UNESCO: United Nations Educational Scientific and Cultural Organization

The Organisation

Special Issue


A Tribute to the Past
 Certain sites, like the Acropolis in Athens, are victims of their own success
 © Martin Parr/Magnum, Paris
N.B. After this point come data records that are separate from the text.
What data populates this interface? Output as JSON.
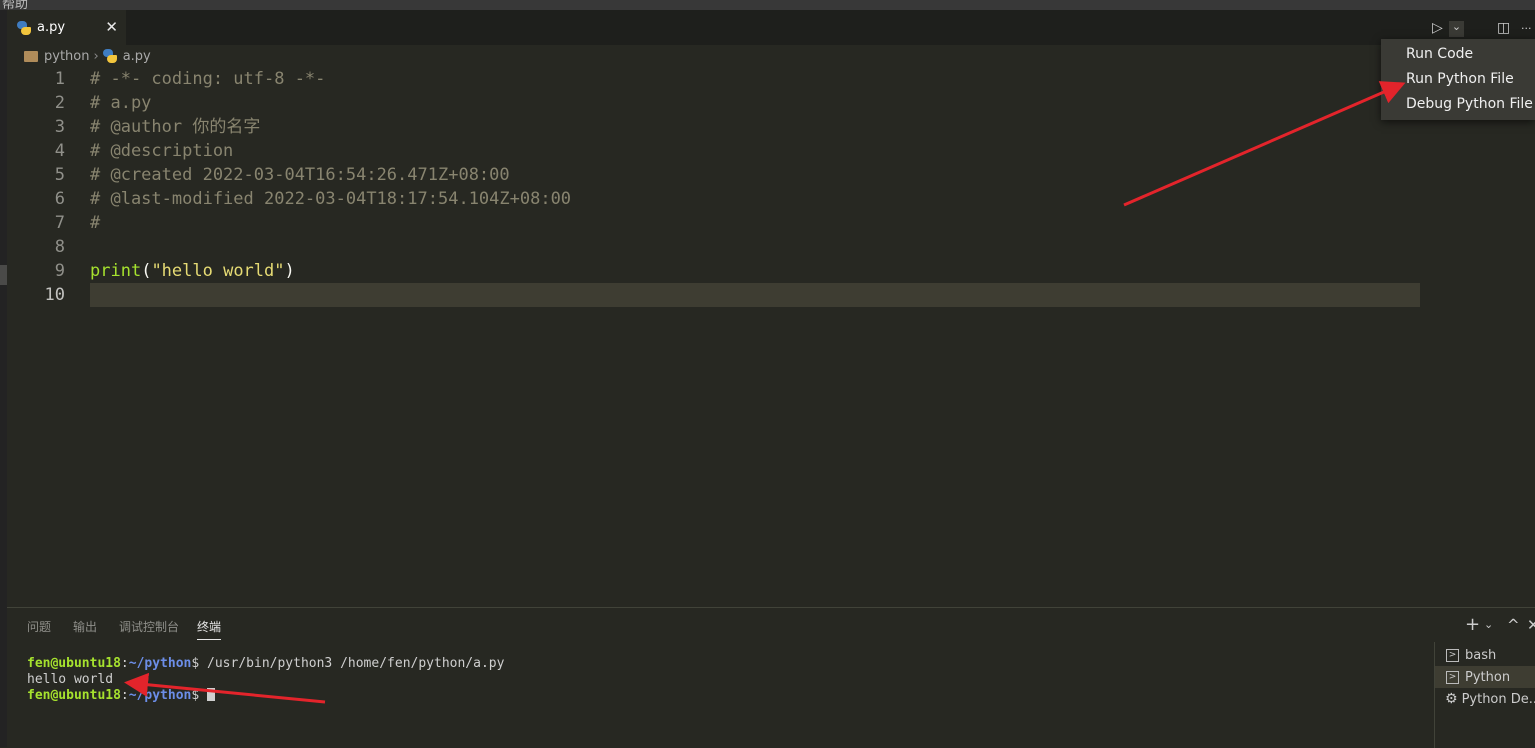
{
  "window": {
    "top_text": "帮助"
  },
  "tab": {
    "label": "a.py",
    "close_glyph": "✕"
  },
  "toolbar": {
    "run_glyph": "▷",
    "dropdown_glyph": "⌄",
    "split_glyph": "◫",
    "more_glyph": "···"
  },
  "breadcrumb": {
    "folder": "python",
    "separator": "›",
    "file": "a.py"
  },
  "editor": {
    "lines": [
      {
        "num": "1",
        "text": "# -*- coding: utf-8 -*-"
      },
      {
        "num": "2",
        "text": "# a.py"
      },
      {
        "num": "3",
        "text": "# @author 你的名字"
      },
      {
        "num": "4",
        "text": "# @description"
      },
      {
        "num": "5",
        "text": "# @created 2022-03-04T16:54:26.471Z+08:00"
      },
      {
        "num": "6",
        "text": "# @last-modified 2022-03-04T18:17:54.104Z+08:00"
      },
      {
        "num": "7",
        "text": "#"
      },
      {
        "num": "8",
        "text": ""
      },
      {
        "num": "9",
        "fn": "print",
        "open": "(",
        "str": "\"hello world\"",
        "close": ")"
      },
      {
        "num": "10",
        "text": ""
      }
    ]
  },
  "run_menu": {
    "items": [
      "Run Code",
      "Run Python File",
      "Debug Python File"
    ]
  },
  "panel": {
    "tabs": [
      "问题",
      "输出",
      "调试控制台",
      "终端"
    ],
    "active_tab": "终端",
    "controls": {
      "add": "+",
      "dropdown": "⌄",
      "maximize": "^",
      "close": "✕"
    },
    "terminal": {
      "line1_user": "fen@ubuntu18",
      "line1_colon": ":",
      "line1_path": "~/python",
      "line1_cmd": "$ /usr/bin/python3 /home/fen/python/a.py",
      "line2": "hello world",
      "line3_user": "fen@ubuntu18",
      "line3_colon": ":",
      "line3_path": "~/python",
      "line3_prompt": "$ "
    },
    "terminal_list": [
      {
        "label": "bash",
        "icon": ">"
      },
      {
        "label": "Python",
        "icon": ">"
      },
      {
        "label": "Python De...",
        "icon": "⚙"
      }
    ]
  },
  "colors": {
    "annotation_arrow": "#e3242b",
    "editor_bg": "#272822",
    "current_line": "#3e3d32"
  }
}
Signatories to the World Heritage Convention on November 16, 1972 were not fully aware of the far-reaching implications of their action. But now, over 30 years later, the UNESCO label on remarkable sites represents national pride combined with substantial benefits from tourism. Each year new sites are added to the World Heritage List. Further efforts are needed, however, to make the list more representative. Long-term protection from war, looting, natural catastrophes, tourist overflows and climatic change represent other major challenges to the survival of these sites. More
The Rebirth of Kunqu Opera
Proclaimed by UNESCO in 2001 as a Masterpiece of the Oral and Intangible Heritage, this traditional Chinese art, once threatened with extinction, is now the object of renewed interest.
Natural Sites Under Pressure
The effects of climate change are already being observed on several World Heritage sites. Some environmentalists are calling for them to be placed on the endangered list.
Last but not List
The World Heritage List gets longer each year but is this to the detriment of the “exceptional universal value” attributed to the sites?
Europe and North America Latin America and the Caribbean Africa Arab States Asia Pacific